All of this is good news for the consumer. But there is a dark side to the growing availability of digital content. Even as the amount of available digital content is increasing, our rights to use that content are being stripped away. And these changes are occurring with very little input from the citizens who will be most affected.
Hard to believe? Here are a few examples.
How did this happen? The answer is that recent changes to copyright laws have given increased power to the content industries at the expense of ordinary citizens. For most of the past 200 years, Congress and the courts maintained a careful balance between the rights of creators and the rights of citizens. Creators were given the sole right to profit from their works, but in exchange, citizens were given some degree of flexibility to use content that they owned. But over the past few years, that balance has shifted dramatically. The content industry now has unprecedented power in their ability to control the use of digital content, and consumers are left with almost no rights at all.
Beyond the domain of personal media use, the increasing power of copyright laws has the potential to impact more fundamental issues:
We believe that recent changes to copyright law have gone too far by depriving citizens of rights that they had for almost two centuries. Our goal is simply to restore the balance of copyright law so that artists and creators can prosper while citizens have reasonable flexibility to use content in fair and legal ways.
That's why we're proposing a Consumer Technology Bill of Rights. The bill is a simple, positive assertion of the rights that consumers have had until recently. These include:
Does this mean that we support the theft of digital content? Absolutely not. Stealing music or movies is (and always has been) illegal. We do not support or condone theft. But copying and stealing are not necessarily the same thing. In certain situations, it is wrong to copy content; but in many cases, it is both legal and ethical to make unauthorized copies for fair uses. For example, recording a TV show with your VCR is unauthorized but perfectly legal.

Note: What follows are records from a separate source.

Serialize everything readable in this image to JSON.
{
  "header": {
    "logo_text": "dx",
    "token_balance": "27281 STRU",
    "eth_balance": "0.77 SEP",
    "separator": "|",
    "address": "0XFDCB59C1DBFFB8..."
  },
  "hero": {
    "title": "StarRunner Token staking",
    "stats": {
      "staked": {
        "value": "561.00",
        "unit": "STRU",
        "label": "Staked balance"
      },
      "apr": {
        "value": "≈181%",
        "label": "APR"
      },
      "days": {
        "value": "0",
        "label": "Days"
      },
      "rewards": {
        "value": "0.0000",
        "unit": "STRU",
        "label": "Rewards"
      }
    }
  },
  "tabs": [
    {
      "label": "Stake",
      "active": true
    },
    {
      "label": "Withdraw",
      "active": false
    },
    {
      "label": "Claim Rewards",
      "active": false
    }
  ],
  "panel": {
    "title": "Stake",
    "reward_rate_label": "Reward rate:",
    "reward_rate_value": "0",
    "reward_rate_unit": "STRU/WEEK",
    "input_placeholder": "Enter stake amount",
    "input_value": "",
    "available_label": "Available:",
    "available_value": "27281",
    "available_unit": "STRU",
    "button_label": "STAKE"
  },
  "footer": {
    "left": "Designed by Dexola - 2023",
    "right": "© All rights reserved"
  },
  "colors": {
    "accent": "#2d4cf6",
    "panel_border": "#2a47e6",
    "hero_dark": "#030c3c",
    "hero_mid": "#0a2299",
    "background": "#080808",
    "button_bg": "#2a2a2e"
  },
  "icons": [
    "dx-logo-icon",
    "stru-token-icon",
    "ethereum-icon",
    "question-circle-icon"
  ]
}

DigitalConsumer.org is trying to restore the balance between citizens and copyright holders. For more information, please read the complete Consumer Technology Bill of Rights or our list of answers to frequently asked questions.